Judith frowns and gets shakily to her feet. “But what about the races? The Grand Prix de Paris? The end of la Grande Saison?”
“I am sorry, my dear. Not this year.”
“But I have a new ensemble from Jeanne Paquin, prepared especially. I was going to be the talk of the event.”
“I am sure you were, ma chérie. But we have no choice. I have considered this carefully.”
She looks at him as if to assess whether a confrontation will be to her advantage. “Bon. I will pack in the morning.”
Vienna. Gabriel absently fingers the balustrade’s stylized calla lilies. Stuffy old Vienna, with all its white buildings like wedding cakes. It promises to be a long and boring summer. Within the month he will remember thinking this, and weep.

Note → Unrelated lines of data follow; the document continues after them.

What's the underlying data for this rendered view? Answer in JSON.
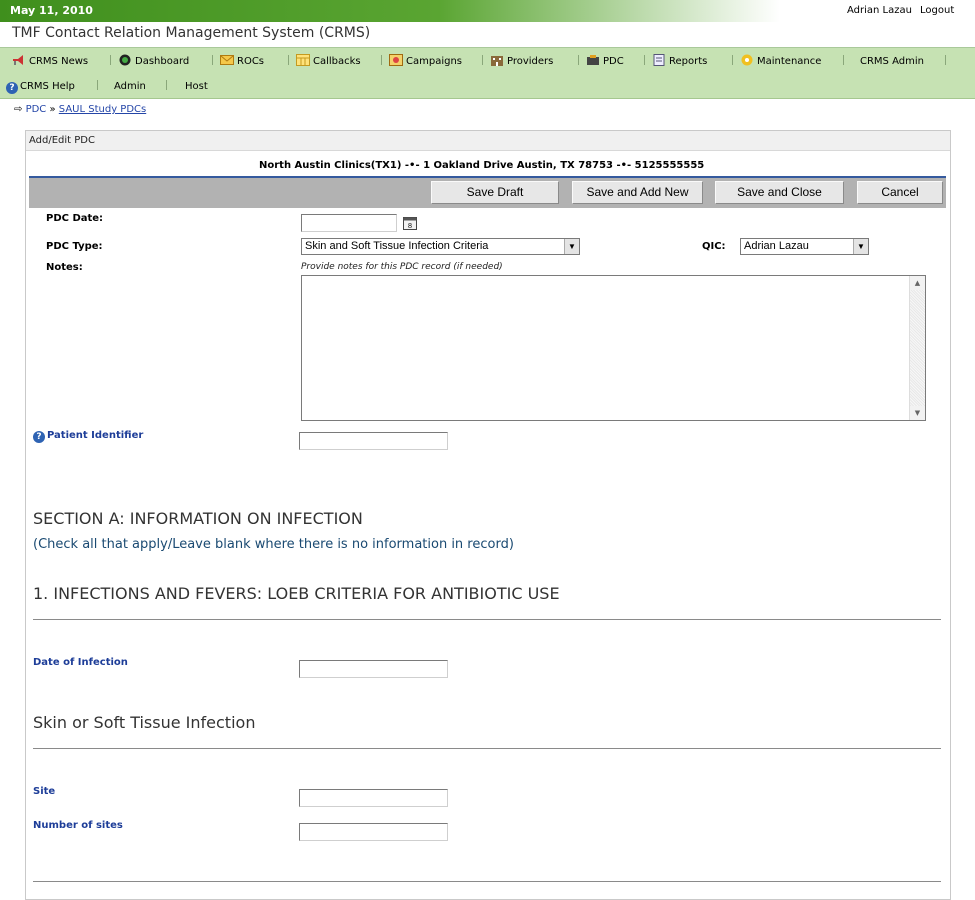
{
  "topbar": {
    "date": "May 11, 2010",
    "user": "Adrian Lazau",
    "logout": "Logout"
  },
  "app": {
    "title": "TMF Contact Relation Management System (CRMS)"
  },
  "nav": {
    "items": [
      {
        "label": "CRMS News",
        "icon": "megaphone-icon"
      },
      {
        "label": "Dashboard",
        "icon": "dashboard-icon"
      },
      {
        "label": "ROCs",
        "icon": "envelope-icon"
      },
      {
        "label": "Callbacks",
        "icon": "calendar-icon"
      },
      {
        "label": "Campaigns",
        "icon": "campaign-icon"
      },
      {
        "label": "Providers",
        "icon": "building-icon"
      },
      {
        "label": "PDC",
        "icon": "pdc-icon"
      },
      {
        "label": "Reports",
        "icon": "report-icon"
      },
      {
        "label": "Maintenance",
        "icon": "gear-icon"
      },
      {
        "label": "CRMS Admin",
        "icon": ""
      },
      {
        "label": "CRMS Help",
        "icon": "help-icon"
      },
      {
        "label": "Admin",
        "icon": ""
      },
      {
        "label": "Host",
        "icon": ""
      }
    ]
  },
  "breadcrumb": {
    "root": "PDC",
    "separator": "»",
    "current": "SAUL Study PDCs"
  },
  "panel": {
    "title": "Add/Edit PDC",
    "address": "North Austin Clinics(TX1)  -•-  1 Oakland Drive Austin, TX 78753  -•-  5125555555"
  },
  "buttons": {
    "save_draft": "Save Draft",
    "save_add_new": "Save and Add New",
    "save_close": "Save and Close",
    "cancel": "Cancel"
  },
  "form": {
    "pdc_date_label": "PDC Date:",
    "pdc_date_value": "",
    "pdc_type_label": "PDC Type:",
    "pdc_type_value": "Skin and Soft Tissue Infection Criteria",
    "qic_label": "QIC:",
    "qic_value": "Adrian Lazau",
    "notes_label": "Notes:",
    "notes_hint": "Provide notes for this PDC record (if needed)",
    "notes_value": "",
    "patient_identifier_label": "Patient Identifier",
    "patient_identifier_value": ""
  },
  "section_a": {
    "title": "SECTION A: INFORMATION ON INFECTION",
    "subtitle": "(Check all that apply/Leave blank where there is no information in record)",
    "q1_title": "1. INFECTIONS AND FEVERS: LOEB CRITERIA FOR ANTIBIOTIC USE",
    "date_of_infection_label": "Date of Infection",
    "date_of_infection_value": "",
    "skin_title": "Skin or Soft Tissue Infection",
    "site_label": "Site",
    "site_value": "",
    "number_of_sites_label": "Number of sites",
    "number_of_sites_value": ""
  },
  "colors": {
    "topbar_green": "#3f8f1d",
    "nav_green": "#c6e2b3",
    "accent_blue": "#1d3d98",
    "button_bar": "#b2b2b2"
  }
}
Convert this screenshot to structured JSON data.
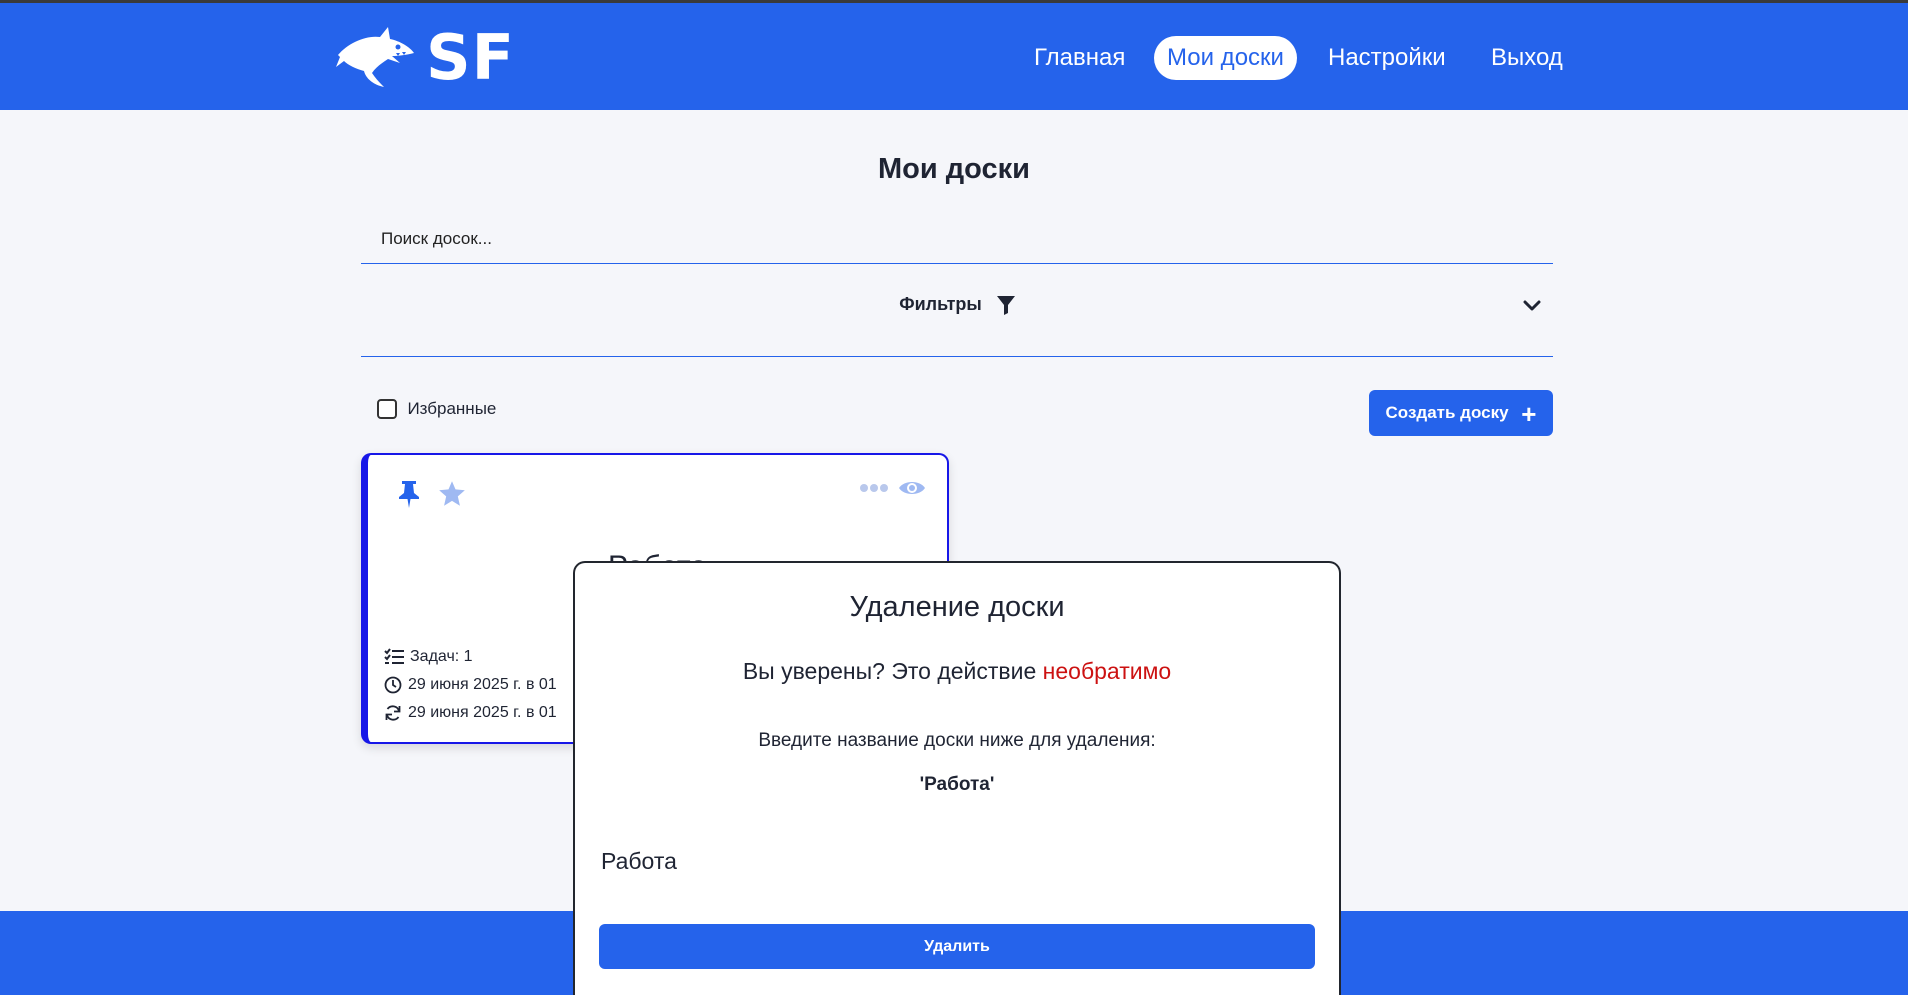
{
  "header": {
    "logo_text": "SF",
    "nav": [
      {
        "label": "Главная",
        "active": false
      },
      {
        "label": "Мои доски",
        "active": true
      },
      {
        "label": "Настройки",
        "active": false
      },
      {
        "label": "Выход",
        "active": false
      }
    ]
  },
  "page": {
    "title": "Мои доски",
    "search_placeholder": "Поиск досок...",
    "filters_label": "Фильтры",
    "favorites_label": "Избранные",
    "favorites_checked": false,
    "create_button": "Создать доску"
  },
  "board_card": {
    "title": "Работа",
    "tasks": "Задач: 1",
    "created": "29 июня 2025 г. в 01",
    "updated": "29 июня 2025 г. в 01",
    "accent_color": "#1717e8"
  },
  "modal": {
    "title": "Удаление доски",
    "warning_prefix": "Вы уверены? Это действие ",
    "warning_emphasis": "необратимо",
    "hint": "Введите название доски ниже для удаления:",
    "board_name": "'Работа'",
    "input_value": "Работа",
    "delete_button": "Удалить"
  },
  "colors": {
    "primary": "#2563eb",
    "danger": "#cc1111",
    "background": "#f5f6fa"
  }
}
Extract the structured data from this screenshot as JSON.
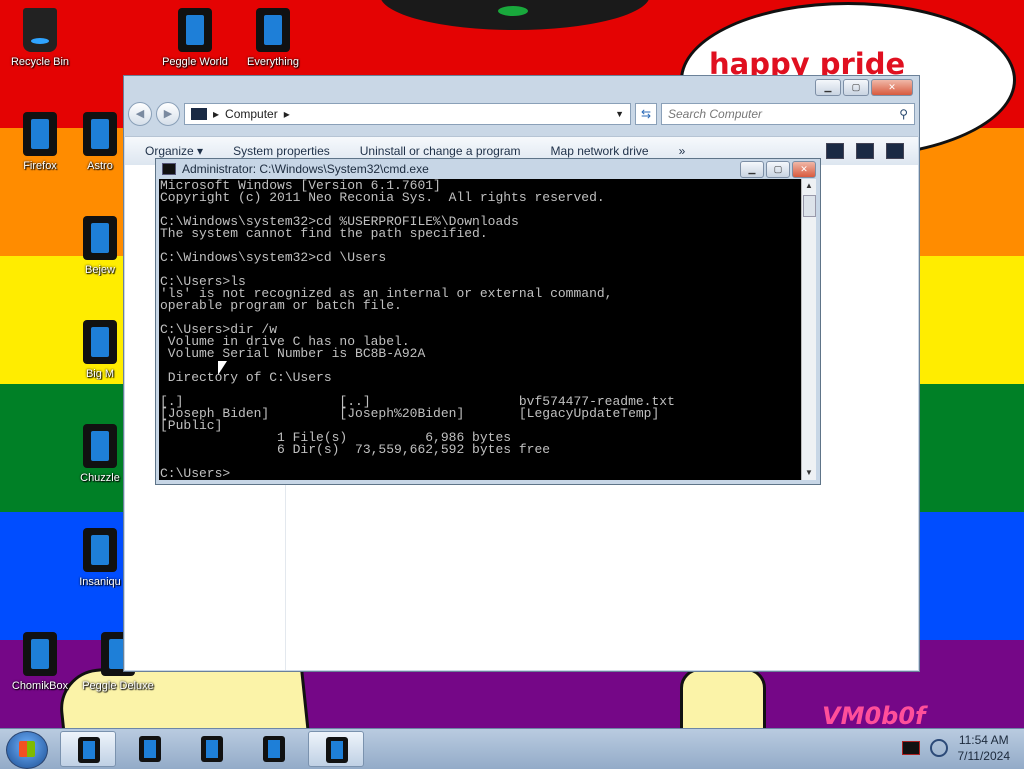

Back at the Rue Albert de Vigny house Gabriel is almost falling asleep on his feet. His mother goes up the staircase to bed, and he is about to follow her when his father calls, apparently not yet finished with him.
“Come in here, son.” He opens the door to his study, a room Gabriel is never allowed in alone, and besides, it is always locked unless occupied by his father. “How old are you now?”
Gabriel stifles a yawn and tries to appear interested. “Thirteen, sir.”
“Already? Well, then you’re old enough to be the man of the house,” his voice drops and he stares at his son intently, “if it should ever become necessary.” He pulls back the Dilmaghani rug next to the desk, and crouches on the parquet flooring with a grunt. “Here — remember this. If anything should ever happen to me…”
Judging by his father’s red face at the exertion, Gabriel wonders if something might happen to him at this very minute. Alphonse pries loose an entire section of floorboards to reveal a metal safe set into concrete, a small white enamel dial in the center of its door.
He meets his son’s eyes. “You have a good memory, eh? Remember this: fourteen right, five left, eighteen right, three left, twenty-one right. Got it?”
“Fourteen right, five left, eighteen right, three left, twenty-one right.”
“Good. Never write it down. Again.”
Gabriel repeats the sequence. “I’m not going to open it now, but if, as I say, anything should happen to me—”
“What could happen to you, papa?” Gabriel cannot imagine anything or anyone besting his bear of a father.
“Ah, who knows?” Alphonse replaces the parquet and stands, puffing, kicking back the carpet with a glossy English shoe. “Probably nothing. But soon, I think…” again he favors his son with the unnerving stare, “things will be changing. The world is going to be different…”
Who cares about the world and its changes? All Gabriel is concerned about is his bed. “Different? Because of cubism?”
“We’ll have to see. Now,” he ushers Gabriel out into the hallway, “forget all this for now. Never… never… tell anyone else, and I mean anyone, even your maman. This is our secret. Now off to bed with you.”